"The actions or behaviors of the last 24 hours does not change in any aspect, any respect, our belief that Chris Sale can help this club win a championship and win multiple championships," Hahn said. "It does not move the needle one iota in terms of his value to this club, his value to any other club that may be interested in his services or the likelihood of him being moved or kept whatsoever. None of that stuff is impacted at all by these events."

The incident does raise some questions in general about throwback uniforms, how players feel about them and whether they should be forced to wear jerseys that aren't comfortable - particularly starting pitchers.

"If I'm playing with Chris Sale I want him to pitch," Colorado Rockies outfielder Carlos Gonzalez said. "If he wants to play with no shirt, we play with no shirt. I just want him to pitch."

New York Yankees pitcher Chasen Shreve said: "Pitchers like their stuff. Me, it doesn't bother me, but for him, obviously it does. It's crazy. I don't think I'm that bad."

White Sox pitcher James Shields wouldn't comment on whether players should be made to wear throwback jerseys. But he did say: "I don't really mind the throwbacks. I haven't had any issues with that."

Manager Robin Ventura said players occasionally wearing uniforms they don't like comes with the job.

"But you wear it," he said. "If you want to rip it after, you can rip it up after. I've seen guys rip it up after."

Hahn said throwback uniforms the White Sox wore last season were a bit baggy so the team took measurements in spring training so they would fit the players better.
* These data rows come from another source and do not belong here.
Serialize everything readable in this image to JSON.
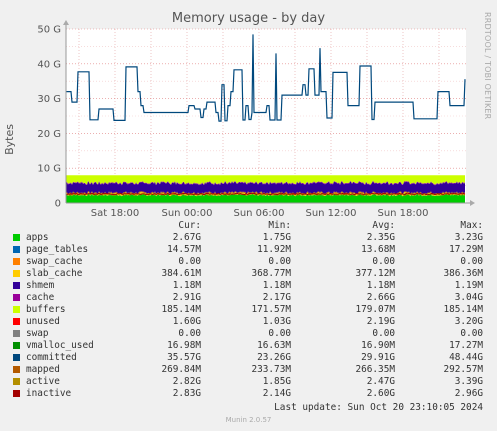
{
  "chart_data": {
    "type": "area",
    "title": "Memory usage - by day",
    "ylabel": "Bytes",
    "ylim": [
      0,
      50
    ],
    "yticks": [
      "0",
      "10 G",
      "20 G",
      "30 G",
      "40 G",
      "50 G"
    ],
    "xticks": [
      "Sat 18:00",
      "Sun 00:00",
      "Sun 06:00",
      "Sun 12:00",
      "Sun 18:00"
    ],
    "grid": true,
    "stacked_layers_G": {
      "apps": 2.35,
      "page_tables": 0.0137,
      "swap_cache": 0.0,
      "slab_cache": 0.377,
      "shmem": 0.0012,
      "cache": 2.66,
      "buffers": 0.179,
      "unused": 2.19
    },
    "committed_series_G": {
      "min": 23.26,
      "max": 48.44,
      "avg": 29.91,
      "cur": 35.57
    }
  },
  "side_credit": "RRDTOOL / TOBI OETIKER",
  "legend": {
    "headers": {
      "cur": "Cur:",
      "min": "Min:",
      "avg": "Avg:",
      "max": "Max:"
    },
    "rows": [
      {
        "name": "apps",
        "color": "#00cc00",
        "cur": "2.67G",
        "min": "1.75G",
        "avg": "2.35G",
        "max": "3.23G"
      },
      {
        "name": "page_tables",
        "color": "#0066b3",
        "cur": "14.57M",
        "min": "11.92M",
        "avg": "13.68M",
        "max": "17.29M"
      },
      {
        "name": "swap_cache",
        "color": "#ff8000",
        "cur": "0.00",
        "min": "0.00",
        "avg": "0.00",
        "max": "0.00"
      },
      {
        "name": "slab_cache",
        "color": "#ffcc00",
        "cur": "384.61M",
        "min": "368.77M",
        "avg": "377.12M",
        "max": "386.36M"
      },
      {
        "name": "shmem",
        "color": "#330099",
        "cur": "1.18M",
        "min": "1.18M",
        "avg": "1.18M",
        "max": "1.19M"
      },
      {
        "name": "cache",
        "color": "#990099",
        "cur": "2.91G",
        "min": "2.17G",
        "avg": "2.66G",
        "max": "3.04G"
      },
      {
        "name": "buffers",
        "color": "#ccff00",
        "cur": "185.14M",
        "min": "171.57M",
        "avg": "179.07M",
        "max": "185.14M"
      },
      {
        "name": "unused",
        "color": "#ff0000",
        "cur": "1.60G",
        "min": "1.03G",
        "avg": "2.19G",
        "max": "3.20G"
      },
      {
        "name": "swap",
        "color": "#808080",
        "cur": "0.00",
        "min": "0.00",
        "avg": "0.00",
        "max": "0.00"
      },
      {
        "name": "vmalloc_used",
        "color": "#008f00",
        "cur": "16.98M",
        "min": "16.63M",
        "avg": "16.90M",
        "max": "17.27M"
      },
      {
        "name": "committed",
        "color": "#00487d",
        "cur": "35.57G",
        "min": "23.26G",
        "avg": "29.91G",
        "max": "48.44G"
      },
      {
        "name": "mapped",
        "color": "#b35a00",
        "cur": "269.84M",
        "min": "233.73M",
        "avg": "266.35M",
        "max": "292.57M"
      },
      {
        "name": "active",
        "color": "#b38f00",
        "cur": "2.82G",
        "min": "1.85G",
        "avg": "2.47G",
        "max": "3.39G"
      },
      {
        "name": "inactive",
        "color": "#a30000",
        "cur": "2.83G",
        "min": "2.14G",
        "avg": "2.60G",
        "max": "2.96G"
      }
    ]
  },
  "last_update": "Last update: Sun Oct 20 23:10:05 2024",
  "footer": "Munin 2.0.57"
}
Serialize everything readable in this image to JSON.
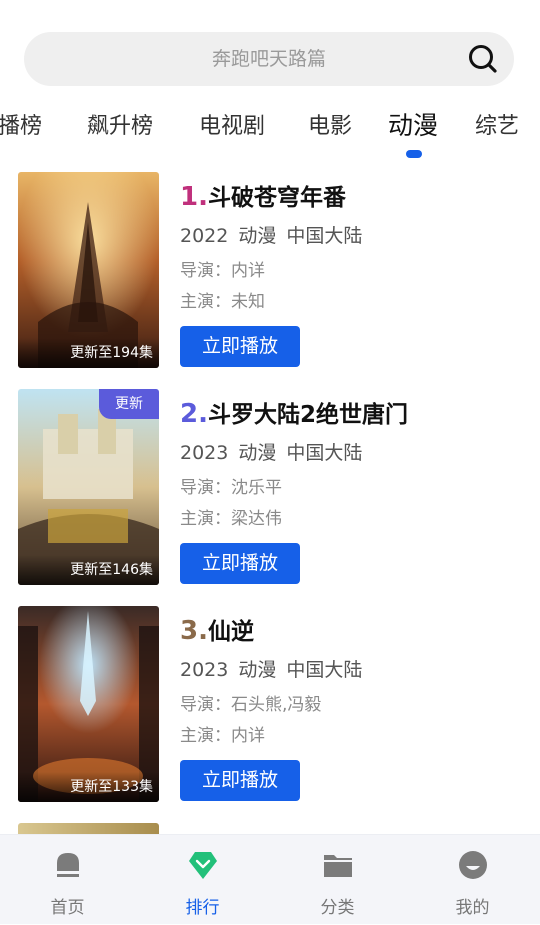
{
  "search": {
    "placeholder": "奔跑吧天路篇",
    "icon": "search-icon"
  },
  "tabs": [
    {
      "label": "播榜",
      "active": false
    },
    {
      "label": "飙升榜",
      "active": false
    },
    {
      "label": "电视剧",
      "active": false
    },
    {
      "label": "电影",
      "active": false
    },
    {
      "label": "动漫",
      "active": true
    },
    {
      "label": "综艺",
      "active": false
    }
  ],
  "colors": {
    "accent": "#1660e8",
    "rank1": "#c0307c",
    "rank2": "#5b5bdb",
    "rank3": "#8a6a4a",
    "badge": "#5b5bdb"
  },
  "items": [
    {
      "rank": "1.",
      "title": "斗破苍穹年番",
      "year": "2022",
      "genre": "动漫",
      "region": "中国大陆",
      "director": "导演：内详",
      "cast": "主演：未知",
      "episodes": "更新至194集",
      "badge": "",
      "play_label": "立即播放"
    },
    {
      "rank": "2.",
      "title": "斗罗大陆2绝世唐门",
      "year": "2023",
      "genre": "动漫",
      "region": "中国大陆",
      "director": "导演：沈乐平",
      "cast": "主演：梁达伟",
      "episodes": "更新至146集",
      "badge": "更新",
      "play_label": "立即播放"
    },
    {
      "rank": "3.",
      "title": "仙逆",
      "year": "2023",
      "genre": "动漫",
      "region": "中国大陆",
      "director": "导演：石头熊,冯毅",
      "cast": "主演：内详",
      "episodes": "更新至133集",
      "badge": "",
      "play_label": "立即播放"
    }
  ],
  "nav": [
    {
      "label": "首页",
      "icon": "home-icon",
      "active": false
    },
    {
      "label": "排行",
      "icon": "ranking-icon",
      "active": true
    },
    {
      "label": "分类",
      "icon": "folder-icon",
      "active": false
    },
    {
      "label": "我的",
      "icon": "profile-icon",
      "active": false
    }
  ]
}
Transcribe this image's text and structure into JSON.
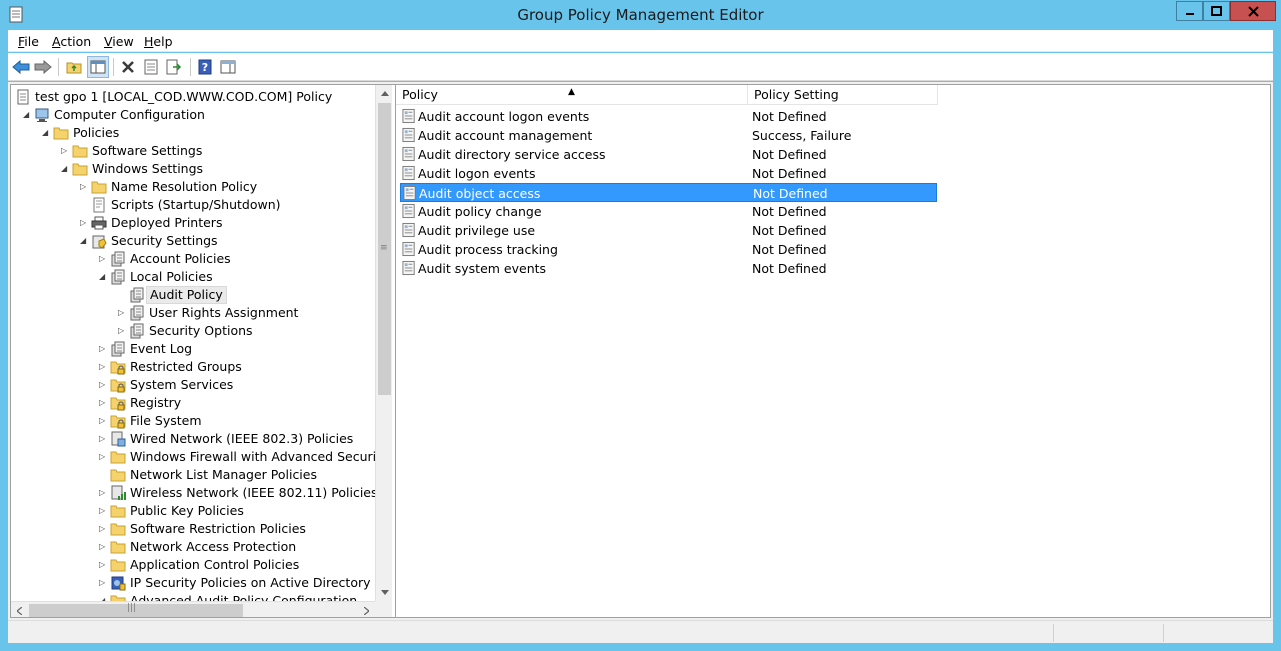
{
  "window": {
    "title": "Group Policy Management Editor"
  },
  "menu": [
    {
      "label": "File",
      "accel": "F",
      "rest": "ile"
    },
    {
      "label": "Action",
      "accel": "A",
      "rest": "ction"
    },
    {
      "label": "View",
      "accel": "V",
      "rest": "iew"
    },
    {
      "label": "Help",
      "accel": "H",
      "rest": "elp"
    }
  ],
  "toolbar": {
    "icons": [
      "back-arrow-icon",
      "forward-arrow-icon",
      "up-folder-icon",
      "show-hide-tree-icon",
      "delete-icon",
      "properties-icon",
      "export-list-icon",
      "help-icon",
      "action-pane-icon"
    ]
  },
  "tree": {
    "items": [
      {
        "label": "test gpo 1 [LOCAL_COD.WWW.COD.COM] Policy",
        "level": 0,
        "expander": "",
        "icon": "gpo-icon"
      },
      {
        "label": "Computer Configuration",
        "level": 1,
        "expander": "expanded",
        "icon": "computer-icon"
      },
      {
        "label": "Policies",
        "level": 2,
        "expander": "expanded",
        "icon": "folder-icon"
      },
      {
        "label": "Software Settings",
        "level": 3,
        "expander": "collapsed",
        "icon": "folder-icon"
      },
      {
        "label": "Windows Settings",
        "level": 3,
        "expander": "expanded",
        "icon": "folder-icon"
      },
      {
        "label": "Name Resolution Policy",
        "level": 4,
        "expander": "collapsed",
        "icon": "folder-icon"
      },
      {
        "label": "Scripts (Startup/Shutdown)",
        "level": 4,
        "expander": "",
        "icon": "scripts-icon"
      },
      {
        "label": "Deployed Printers",
        "level": 4,
        "expander": "collapsed",
        "icon": "printer-icon"
      },
      {
        "label": "Security Settings",
        "level": 4,
        "expander": "expanded",
        "icon": "security-icon"
      },
      {
        "label": "Account Policies",
        "level": 5,
        "expander": "collapsed",
        "icon": "policy-book-icon"
      },
      {
        "label": "Local Policies",
        "level": 5,
        "expander": "expanded",
        "icon": "policy-book-icon"
      },
      {
        "label": "Audit Policy",
        "level": 6,
        "expander": "",
        "icon": "policy-book-icon",
        "selected": true
      },
      {
        "label": "User Rights Assignment",
        "level": 6,
        "expander": "collapsed",
        "icon": "policy-book-icon"
      },
      {
        "label": "Security Options",
        "level": 6,
        "expander": "collapsed",
        "icon": "policy-book-icon"
      },
      {
        "label": "Event Log",
        "level": 5,
        "expander": "collapsed",
        "icon": "policy-book-icon"
      },
      {
        "label": "Restricted Groups",
        "level": 5,
        "expander": "collapsed",
        "icon": "lock-folder-icon"
      },
      {
        "label": "System Services",
        "level": 5,
        "expander": "collapsed",
        "icon": "lock-folder-icon"
      },
      {
        "label": "Registry",
        "level": 5,
        "expander": "collapsed",
        "icon": "lock-folder-icon"
      },
      {
        "label": "File System",
        "level": 5,
        "expander": "collapsed",
        "icon": "lock-folder-icon"
      },
      {
        "label": "Wired Network (IEEE 802.3) Policies",
        "level": 5,
        "expander": "collapsed",
        "icon": "network-icon"
      },
      {
        "label": "Windows Firewall with Advanced Security",
        "level": 5,
        "expander": "collapsed",
        "icon": "folder-icon"
      },
      {
        "label": "Network List Manager Policies",
        "level": 5,
        "expander": "",
        "icon": "folder-icon"
      },
      {
        "label": "Wireless Network (IEEE 802.11) Policies",
        "level": 5,
        "expander": "collapsed",
        "icon": "wireless-icon"
      },
      {
        "label": "Public Key Policies",
        "level": 5,
        "expander": "collapsed",
        "icon": "folder-icon"
      },
      {
        "label": "Software Restriction Policies",
        "level": 5,
        "expander": "collapsed",
        "icon": "folder-icon"
      },
      {
        "label": "Network Access Protection",
        "level": 5,
        "expander": "collapsed",
        "icon": "folder-icon"
      },
      {
        "label": "Application Control Policies",
        "level": 5,
        "expander": "collapsed",
        "icon": "folder-icon"
      },
      {
        "label": "IP Security Policies on Active Directory (WWW.",
        "level": 5,
        "expander": "collapsed",
        "icon": "ipsec-icon"
      },
      {
        "label": "Advanced Audit Policy Configuration",
        "level": 5,
        "expander": "expanded",
        "icon": "folder-icon"
      }
    ]
  },
  "list": {
    "columns": [
      "Policy",
      "Policy Setting"
    ],
    "sort_indicator": "▲",
    "rows": [
      {
        "policy": "Audit account logon events",
        "setting": "Not Defined"
      },
      {
        "policy": "Audit account management",
        "setting": "Success, Failure"
      },
      {
        "policy": "Audit directory service access",
        "setting": "Not Defined"
      },
      {
        "policy": "Audit logon events",
        "setting": "Not Defined"
      },
      {
        "policy": "Audit object access",
        "setting": "Not Defined",
        "selected": true
      },
      {
        "policy": "Audit policy change",
        "setting": "Not Defined"
      },
      {
        "policy": "Audit privilege use",
        "setting": "Not Defined"
      },
      {
        "policy": "Audit process tracking",
        "setting": "Not Defined"
      },
      {
        "policy": "Audit system events",
        "setting": "Not Defined"
      }
    ]
  },
  "colors": {
    "title_bar": "#69c4ec",
    "selection": "#3399ff",
    "close_button": "#c75050",
    "folder": "#f5d26b"
  }
}
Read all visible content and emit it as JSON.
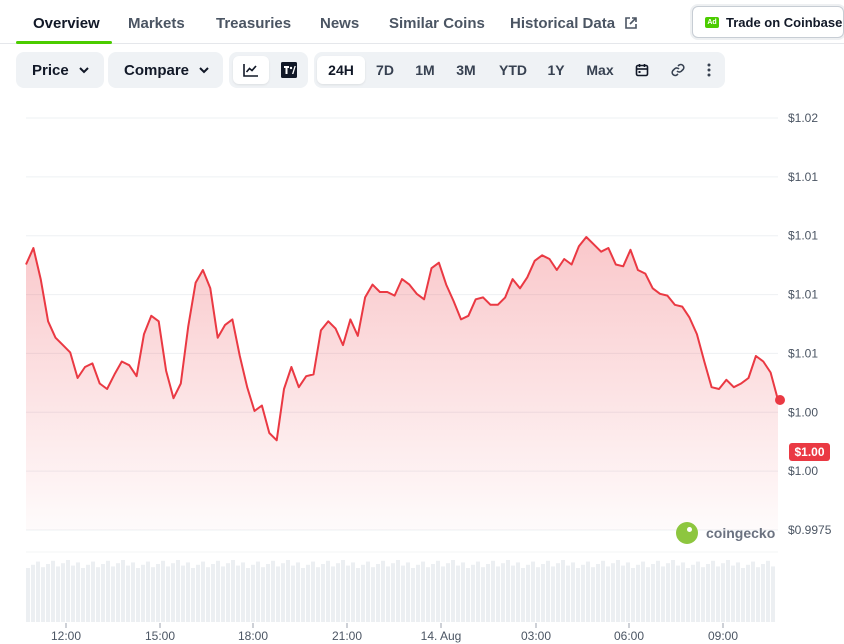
{
  "tabs": [
    {
      "label": "Overview",
      "active": true
    },
    {
      "label": "Markets"
    },
    {
      "label": "Treasuries"
    },
    {
      "label": "News"
    },
    {
      "label": "Similar Coins"
    },
    {
      "label": "Historical Data"
    }
  ],
  "ad": {
    "badge": "Ad",
    "label": "Trade on Coinbase"
  },
  "controls": {
    "price_dropdown": "Price",
    "compare_dropdown": "Compare",
    "chart_types": [
      "line-chart-icon",
      "tradingview-icon"
    ],
    "selected_chart_type": "line-chart-icon",
    "ranges": [
      "24H",
      "7D",
      "1M",
      "3M",
      "YTD",
      "1Y",
      "Max"
    ],
    "selected_range": "24H",
    "extra_icons": [
      "calendar-icon",
      "link-icon",
      "more-icon"
    ]
  },
  "watermark": "coingecko",
  "colors": {
    "line": "#ea3943",
    "accent": "#4bcc00",
    "price_tag": "#ea3943"
  },
  "chart_data": {
    "type": "area",
    "y_ticks": [
      "$1.02",
      "$1.01",
      "$1.01",
      "$1.01",
      "$1.01",
      "$1.00",
      "$1.00",
      "$0.9975"
    ],
    "x_ticks": [
      "12:00",
      "15:00",
      "18:00",
      "21:00",
      "14. Aug",
      "03:00",
      "06:00",
      "09:00"
    ],
    "current_price_label": "$1.00",
    "ylim": [
      0.9975,
      1.02
    ],
    "grid": true,
    "series": [
      {
        "values": [
          1.012,
          1.0129,
          1.0112,
          1.0089,
          1.008,
          1.0076,
          1.0072,
          1.0058,
          1.0064,
          1.0066,
          1.0055,
          1.0052,
          1.006,
          1.0067,
          1.0065,
          1.0059,
          1.0082,
          1.0092,
          1.0089,
          1.0062,
          1.0047,
          1.0055,
          1.0086,
          1.011,
          1.0117,
          1.0107,
          1.008,
          1.0087,
          1.009,
          1.007,
          1.0053,
          1.004,
          1.0043,
          1.0028,
          1.0024,
          1.0052,
          1.0064,
          1.0053,
          1.0059,
          1.006,
          1.0084,
          1.0089,
          1.0085,
          1.0076,
          1.009,
          1.0081,
          1.0102,
          1.0109,
          1.0105,
          1.0105,
          1.0103,
          1.0112,
          1.0109,
          1.0104,
          1.0101,
          1.0118,
          1.0121,
          1.0109,
          1.01,
          1.009,
          1.0092,
          1.0101,
          1.0102,
          1.0098,
          1.0098,
          1.0102,
          1.0112,
          1.0107,
          1.0113,
          1.0122,
          1.0125,
          1.0123,
          1.0117,
          1.0123,
          1.012,
          1.013,
          1.0135,
          1.0131,
          1.0127,
          1.0129,
          1.012,
          1.0119,
          1.0128,
          1.0117,
          1.0115,
          1.0107,
          1.0104,
          1.0103,
          1.0098,
          1.0097,
          1.0091,
          1.0082,
          1.0067,
          1.0053,
          1.0052,
          1.0057,
          1.0053,
          1.0055,
          1.0058,
          1.007,
          1.0067,
          1.0061,
          1.0046
        ],
        "color": "#ea3943"
      }
    ]
  }
}
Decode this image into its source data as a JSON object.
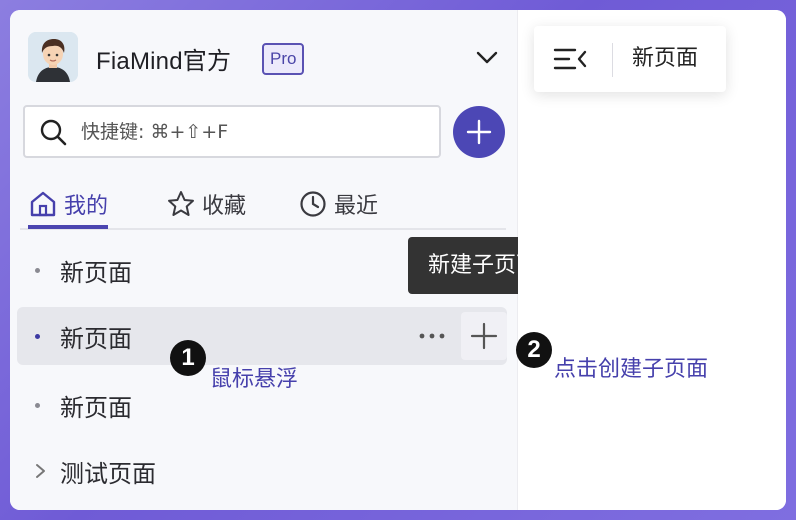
{
  "workspace": {
    "name": "FiaMind官方",
    "badge": "Pro"
  },
  "search": {
    "placeholder": "快捷键: ⌘+⇧+F"
  },
  "tabs": [
    {
      "label": "我的",
      "icon": "home-icon",
      "active": true
    },
    {
      "label": "收藏",
      "icon": "star-icon",
      "active": false
    },
    {
      "label": "最近",
      "icon": "clock-icon",
      "active": false
    }
  ],
  "pages": [
    {
      "label": "新页面"
    },
    {
      "label": "新页面",
      "state": "hover"
    },
    {
      "label": "新页面"
    },
    {
      "label": "测试页面",
      "expandable": true
    }
  ],
  "tooltip": {
    "text": "新建子页面"
  },
  "annotations": [
    {
      "number": "1",
      "text": "鼠标悬浮"
    },
    {
      "number": "2",
      "text": "点击创建子页面"
    }
  ],
  "main": {
    "title": "新页面"
  },
  "colors": {
    "accent": "#4b45b0",
    "tooltip_bg": "#333333",
    "hover_bg": "#e6e7ec"
  }
}
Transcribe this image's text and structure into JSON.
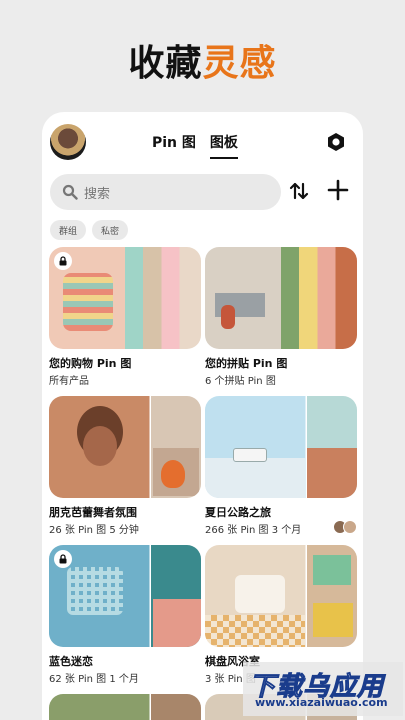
{
  "headline": {
    "part1": "收藏",
    "part2": "灵感"
  },
  "header": {
    "tab_pins": "Pin 图",
    "tab_boards": "图板"
  },
  "search": {
    "placeholder": "搜索"
  },
  "chips": [
    "群组",
    "私密"
  ],
  "boards": [
    {
      "title": "您的购物 Pin 图",
      "subtitle": "所有产品",
      "private": true
    },
    {
      "title": "您的拼贴 Pin 图",
      "subtitle": "6 个拼贴 Pin 图",
      "private": false
    },
    {
      "title": "朋克芭蕾舞者氛围",
      "subtitle": "26 张 Pin 图 5 分钟",
      "private": false
    },
    {
      "title": "夏日公路之旅",
      "subtitle": "266 张 Pin 图 3 个月",
      "private": false,
      "collaborators": true
    },
    {
      "title": "蓝色迷恋",
      "subtitle": "62 张 Pin 图 1 个月",
      "private": true
    },
    {
      "title": "棋盘风浴室",
      "subtitle": "3 张 Pin 图",
      "private": false
    }
  ],
  "watermark": {
    "big": "下载乌应用",
    "small": "www.xiazaiwuao.com"
  },
  "colors": {
    "accent": "#e8751a",
    "text": "#111111",
    "chip_bg": "#e9e9e9"
  },
  "icons": [
    "search-icon",
    "sort-icon",
    "plus-icon",
    "settings-hex-icon",
    "lock-icon"
  ]
}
He also mentioned the money the uniforms generate.

"Part of the element of being in position to win a championship is the revenue side of the operation and respect for their reasonable requests to increase revenue," Hahn said.

This wasn't the first flare-up involving the 27-year-old Sale, who is known for his competitive streak and strict training regimen.

He was openly critical of team executive Ken Williams during spring training when he said Drake LaRoche, the son of teammate Adam LaRoche, would no longer be allowed in the clubhouse. Adam LaRoche retired as a result, and Sale hung the LaRoches' jerseys in his locker.

He was also suspended five games by Major League Baseball last season for his role in a brawl at Kansas City that started with a flare-up between teammate Adam Eaton and the Royals' Yordano Ventura. Sale went to the Royals clubhouse after he got tossed and was seen pounding on the door.

Hahn said the punishment was unrelated to previous incidents. He also said the two had a "very candid" meeting in his office with Sale after the pitcher had some exchanges with staff members in the clubhouse and that both "expressed remorse." They spoke again on Sunday.

"At that point last night Chris stood by his actions," Hahn said. "Part of what makes Chris great, part of what makes him elite, is his passion and commitment. We've seen that sometimes spill out from between the white lines. Yesterday was one of those instances and it unfortunately led to events that required discipline."